[Task statement] Output all entries below exactly as they are given.

-- Provided records follows --

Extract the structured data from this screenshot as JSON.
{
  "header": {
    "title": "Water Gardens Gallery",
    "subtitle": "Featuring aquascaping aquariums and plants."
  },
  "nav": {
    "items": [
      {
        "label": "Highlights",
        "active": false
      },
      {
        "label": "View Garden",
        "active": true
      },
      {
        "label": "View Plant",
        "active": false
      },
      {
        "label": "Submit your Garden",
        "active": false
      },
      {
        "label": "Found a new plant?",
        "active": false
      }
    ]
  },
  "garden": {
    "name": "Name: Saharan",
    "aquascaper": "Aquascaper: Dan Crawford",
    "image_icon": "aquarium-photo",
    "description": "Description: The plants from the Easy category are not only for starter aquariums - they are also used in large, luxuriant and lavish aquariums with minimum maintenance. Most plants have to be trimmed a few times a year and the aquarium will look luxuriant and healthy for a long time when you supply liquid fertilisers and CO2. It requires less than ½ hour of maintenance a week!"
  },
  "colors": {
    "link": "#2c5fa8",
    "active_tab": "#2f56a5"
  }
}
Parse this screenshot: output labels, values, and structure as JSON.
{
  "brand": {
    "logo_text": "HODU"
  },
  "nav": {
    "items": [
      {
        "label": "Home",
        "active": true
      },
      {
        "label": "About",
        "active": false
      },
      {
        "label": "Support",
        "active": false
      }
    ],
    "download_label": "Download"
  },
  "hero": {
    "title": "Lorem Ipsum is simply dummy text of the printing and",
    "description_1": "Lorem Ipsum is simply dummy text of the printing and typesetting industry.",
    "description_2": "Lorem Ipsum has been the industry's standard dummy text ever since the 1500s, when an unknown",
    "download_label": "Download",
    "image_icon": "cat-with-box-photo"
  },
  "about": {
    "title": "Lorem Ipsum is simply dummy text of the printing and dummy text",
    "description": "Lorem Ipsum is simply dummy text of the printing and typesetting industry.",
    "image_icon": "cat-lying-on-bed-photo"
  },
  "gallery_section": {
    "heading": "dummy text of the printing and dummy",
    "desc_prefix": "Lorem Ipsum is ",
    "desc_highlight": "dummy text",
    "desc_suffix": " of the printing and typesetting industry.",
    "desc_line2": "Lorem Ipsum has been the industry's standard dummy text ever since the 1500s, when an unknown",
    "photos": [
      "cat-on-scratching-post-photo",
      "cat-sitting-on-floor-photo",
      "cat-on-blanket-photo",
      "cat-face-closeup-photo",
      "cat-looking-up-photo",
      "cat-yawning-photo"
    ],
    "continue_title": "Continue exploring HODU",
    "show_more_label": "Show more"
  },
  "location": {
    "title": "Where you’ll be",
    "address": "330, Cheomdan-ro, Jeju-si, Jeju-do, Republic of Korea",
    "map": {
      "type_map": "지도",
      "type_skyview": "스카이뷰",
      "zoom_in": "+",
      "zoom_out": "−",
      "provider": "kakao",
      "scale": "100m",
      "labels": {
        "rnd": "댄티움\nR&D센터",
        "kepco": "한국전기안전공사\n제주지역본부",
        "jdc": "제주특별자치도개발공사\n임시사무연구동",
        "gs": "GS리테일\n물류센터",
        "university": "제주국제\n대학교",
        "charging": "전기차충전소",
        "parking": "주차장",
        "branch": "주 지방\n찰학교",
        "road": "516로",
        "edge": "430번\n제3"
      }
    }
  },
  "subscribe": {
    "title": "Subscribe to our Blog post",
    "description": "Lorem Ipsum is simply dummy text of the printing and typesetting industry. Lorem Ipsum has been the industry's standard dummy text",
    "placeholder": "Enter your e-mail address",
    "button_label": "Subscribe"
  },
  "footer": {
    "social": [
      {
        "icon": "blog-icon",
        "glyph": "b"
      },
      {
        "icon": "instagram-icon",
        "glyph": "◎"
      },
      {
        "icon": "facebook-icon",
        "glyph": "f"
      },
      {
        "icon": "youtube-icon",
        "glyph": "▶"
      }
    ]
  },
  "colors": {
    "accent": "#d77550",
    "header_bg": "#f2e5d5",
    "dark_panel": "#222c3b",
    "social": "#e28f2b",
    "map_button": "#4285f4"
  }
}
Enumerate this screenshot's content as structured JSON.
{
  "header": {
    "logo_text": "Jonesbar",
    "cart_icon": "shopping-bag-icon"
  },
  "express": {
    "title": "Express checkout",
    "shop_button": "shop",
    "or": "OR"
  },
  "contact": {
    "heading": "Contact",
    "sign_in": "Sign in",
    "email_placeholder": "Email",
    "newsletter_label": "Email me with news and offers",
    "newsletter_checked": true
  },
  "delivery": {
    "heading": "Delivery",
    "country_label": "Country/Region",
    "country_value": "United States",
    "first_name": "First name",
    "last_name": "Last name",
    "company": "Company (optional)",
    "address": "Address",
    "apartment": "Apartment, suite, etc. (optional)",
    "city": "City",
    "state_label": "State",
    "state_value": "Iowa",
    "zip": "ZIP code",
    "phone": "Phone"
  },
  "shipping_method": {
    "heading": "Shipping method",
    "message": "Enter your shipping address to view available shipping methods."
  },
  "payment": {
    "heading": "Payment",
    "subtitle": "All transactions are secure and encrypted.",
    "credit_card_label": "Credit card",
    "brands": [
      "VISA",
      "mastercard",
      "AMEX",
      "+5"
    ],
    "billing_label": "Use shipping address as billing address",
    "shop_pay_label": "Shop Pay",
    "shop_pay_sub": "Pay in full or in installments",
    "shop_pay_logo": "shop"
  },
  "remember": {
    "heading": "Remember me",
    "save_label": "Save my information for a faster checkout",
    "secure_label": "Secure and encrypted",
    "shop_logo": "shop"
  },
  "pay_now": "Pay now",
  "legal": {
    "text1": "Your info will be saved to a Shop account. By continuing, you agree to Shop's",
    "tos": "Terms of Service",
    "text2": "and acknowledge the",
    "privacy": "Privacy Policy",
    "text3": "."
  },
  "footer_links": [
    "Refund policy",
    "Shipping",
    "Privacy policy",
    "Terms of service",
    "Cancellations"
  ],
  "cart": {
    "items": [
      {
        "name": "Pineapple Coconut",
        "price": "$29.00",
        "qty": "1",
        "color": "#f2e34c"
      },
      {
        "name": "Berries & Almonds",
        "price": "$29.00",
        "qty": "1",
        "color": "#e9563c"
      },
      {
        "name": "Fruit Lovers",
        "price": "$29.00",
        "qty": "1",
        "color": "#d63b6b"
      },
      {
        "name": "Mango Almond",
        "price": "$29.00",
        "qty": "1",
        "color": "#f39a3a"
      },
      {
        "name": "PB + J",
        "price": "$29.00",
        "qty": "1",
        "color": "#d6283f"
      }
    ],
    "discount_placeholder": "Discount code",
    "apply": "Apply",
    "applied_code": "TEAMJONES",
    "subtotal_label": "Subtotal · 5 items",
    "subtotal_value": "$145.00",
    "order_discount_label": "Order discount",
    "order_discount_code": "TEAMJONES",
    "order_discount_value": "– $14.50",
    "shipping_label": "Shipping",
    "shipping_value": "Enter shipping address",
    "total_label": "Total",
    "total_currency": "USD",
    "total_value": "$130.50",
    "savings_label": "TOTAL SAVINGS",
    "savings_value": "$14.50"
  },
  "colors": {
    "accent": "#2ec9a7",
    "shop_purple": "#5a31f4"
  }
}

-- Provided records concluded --

[Answer below]
Extract the structured data from this screenshot as JSON.
{
  "header": {
    "title": "Water Gardens Gallery",
    "subtitle": "Featuring aquascaping aquariums and plants."
  },
  "nav": {
    "items": [
      {
        "label": "Highlights",
        "active": false
      },
      {
        "label": "View Garden",
        "active": true
      },
      {
        "label": "View Plant",
        "active": false
      },
      {
        "label": "Submit your Garden",
        "active": false
      },
      {
        "label": "Found a new plant?",
        "active": false
      }
    ]
  },
  "garden": {
    "name": "Name: Saharan",
    "aquascaper": "Aquascaper: Dan Crawford",
    "image_icon": "aquarium-photo",
    "description": "Description: The plants from the Easy category are not only for starter aquariums - they are also used in large, luxuriant and lavish aquariums with minimum maintenance. Most plants have to be trimmed a few times a year and the aquarium will look luxuriant and healthy for a long time when you supply liquid fertilisers and CO2. It requires less than ½ hour of maintenance a week!"
  },
  "colors": {
    "link": "#2c5fa8",
    "active_tab": "#2f56a5"
  }
}
Parse this screenshot: output labels, values, and structure as JSON.
{
  "brand": {
    "logo_text": "HODU"
  },
  "nav": {
    "items": [
      {
        "label": "Home",
        "active": true
      },
      {
        "label": "About",
        "active": false
      },
      {
        "label": "Support",
        "active": false
      }
    ],
    "download_label": "Download"
  },
  "hero": {
    "title": "Lorem Ipsum is simply dummy text of the printing and",
    "description_1": "Lorem Ipsum is simply dummy text of the printing and typesetting industry.",
    "description_2": "Lorem Ipsum has been the industry's standard dummy text ever since the 1500s, when an unknown",
    "download_label": "Download",
    "image_icon": "cat-with-box-photo"
  },
  "about": {
    "title": "Lorem Ipsum is simply dummy text of the printing and dummy text",
    "description": "Lorem Ipsum is simply dummy text of the printing and typesetting industry.",
    "image_icon": "cat-lying-on-bed-photo"
  },
  "gallery_section": {
    "heading": "dummy text of the printing and dummy",
    "desc_prefix": "Lorem Ipsum is ",
    "desc_highlight": "dummy text",
    "desc_suffix": " of the printing and typesetting industry.",
    "desc_line2": "Lorem Ipsum has been the industry's standard dummy text ever since the 1500s, when an unknown",
    "photos": [
      "cat-on-scratching-post-photo",
      "cat-sitting-on-floor-photo",
      "cat-on-blanket-photo",
      "cat-face-closeup-photo",
      "cat-looking-up-photo",
      "cat-yawning-photo"
    ],
    "continue_title": "Continue exploring HODU",
    "show_more_label": "Show more"
  },
  "location": {
    "title": "Where you’ll be",
    "address": "330, Cheomdan-ro, Jeju-si, Jeju-do, Republic of Korea",
    "map": {
      "type_map": "지도",
      "type_skyview": "스카이뷰",
      "zoom_in": "+",
      "zoom_out": "−",
      "provider": "kakao",
      "scale": "100m",
      "labels": {
        "rnd": "댄티움\nR&D센터",
        "kepco": "한국전기안전공사\n제주지역본부",
        "jdc": "제주특별자치도개발공사\n임시사무연구동",
        "gs": "GS리테일\n물류센터",
        "university": "제주국제\n대학교",
        "charging": "전기차충전소",
        "parking": "주차장",
        "branch": "주 지방\n찰학교",
        "road": "516로",
        "edge": "430번\n제3"
      }
    }
  },
  "subscribe": {
    "title": "Subscribe to our Blog post",
    "description": "Lorem Ipsum is simply dummy text of the printing and typesetting industry. Lorem Ipsum has been the industry's standard dummy text",
    "placeholder": "Enter your e-mail address",
    "button_label": "Subscribe"
  },
  "footer": {
    "social": [
      {
        "icon": "blog-icon",
        "glyph": "b"
      },
      {
        "icon": "instagram-icon",
        "glyph": "◎"
      },
      {
        "icon": "facebook-icon",
        "glyph": "f"
      },
      {
        "icon": "youtube-icon",
        "glyph": "▶"
      }
    ]
  },
  "colors": {
    "accent": "#d77550",
    "header_bg": "#f2e5d5",
    "dark_panel": "#222c3b",
    "social": "#e28f2b",
    "map_button": "#4285f4"
  }
}
Enumerate this screenshot's content as structured JSON.
{
  "header": {
    "logo_text": "Jonesbar",
    "cart_icon": "shopping-bag-icon"
  },
  "express": {
    "title": "Express checkout",
    "shop_button": "shop",
    "or": "OR"
  },
  "contact": {
    "heading": "Contact",
    "sign_in": "Sign in",
    "email_placeholder": "Email",
    "newsletter_label": "Email me with news and offers",
    "newsletter_checked": true
  },
  "delivery": {
    "heading": "Delivery",
    "country_label": "Country/Region",
    "country_value": "United States",
    "first_name": "First name",
    "last_name": "Last name",
    "company": "Company (optional)",
    "address": "Address",
    "apartment": "Apartment, suite, etc. (optional)",
    "city": "City",
    "state_label": "State",
    "state_value": "Iowa",
    "zip": "ZIP code",
    "phone": "Phone"
  },
  "shipping_method": {
    "heading": "Shipping method",
    "message": "Enter your shipping address to view available shipping methods."
  },
  "payment": {
    "heading": "Payment",
    "subtitle": "All transactions are secure and encrypted.",
    "credit_card_label": "Credit card",
    "brands": [
      "VISA",
      "mastercard",
      "AMEX",
      "+5"
    ],
    "billing_label": "Use shipping address as billing address",
    "shop_pay_label": "Shop Pay",
    "shop_pay_sub": "Pay in full or in installments",
    "shop_pay_logo": "shop"
  },
  "remember": {
    "heading": "Remember me",
    "save_label": "Save my information for a faster checkout",
    "secure_label": "Secure and encrypted",
    "shop_logo": "shop"
  },
  "pay_now": "Pay now",
  "legal": {
    "text1": "Your info will be saved to a Shop account. By continuing, you agree to Shop's",
    "tos": "Terms of Service",
    "text2": "and acknowledge the",
    "privacy": "Privacy Policy",
    "text3": "."
  },
  "footer_links": [
    "Refund policy",
    "Shipping",
    "Privacy policy",
    "Terms of service",
    "Cancellations"
  ],
  "cart": {
    "items": [
      {
        "name": "Pineapple Coconut",
        "price": "$29.00",
        "qty": "1",
        "color": "#f2e34c"
      },
      {
        "name": "Berries & Almonds",
        "price": "$29.00",
        "qty": "1",
        "color": "#e9563c"
      },
      {
        "name": "Fruit Lovers",
        "price": "$29.00",
        "qty": "1",
        "color": "#d63b6b"
      },
      {
        "name": "Mango Almond",
        "price": "$29.00",
        "qty": "1",
        "color": "#f39a3a"
      },
      {
        "name": "PB + J",
        "price": "$29.00",
        "qty": "1",
        "color": "#d6283f"
      }
    ],
    "discount_placeholder": "Discount code",
    "apply": "Apply",
    "applied_code": "TEAMJONES",
    "subtotal_label": "Subtotal · 5 items",
    "subtotal_value": "$145.00",
    "order_discount_label": "Order discount",
    "order_discount_code": "TEAMJONES",
    "order_discount_value": "– $14.50",
    "shipping_label": "Shipping",
    "shipping_value": "Enter shipping address",
    "total_label": "Total",
    "total_currency": "USD",
    "total_value": "$130.50",
    "savings_label": "TOTAL SAVINGS",
    "savings_value": "$14.50"
  },
  "colors": {
    "accent": "#2ec9a7",
    "shop_purple": "#5a31f4"
  }
}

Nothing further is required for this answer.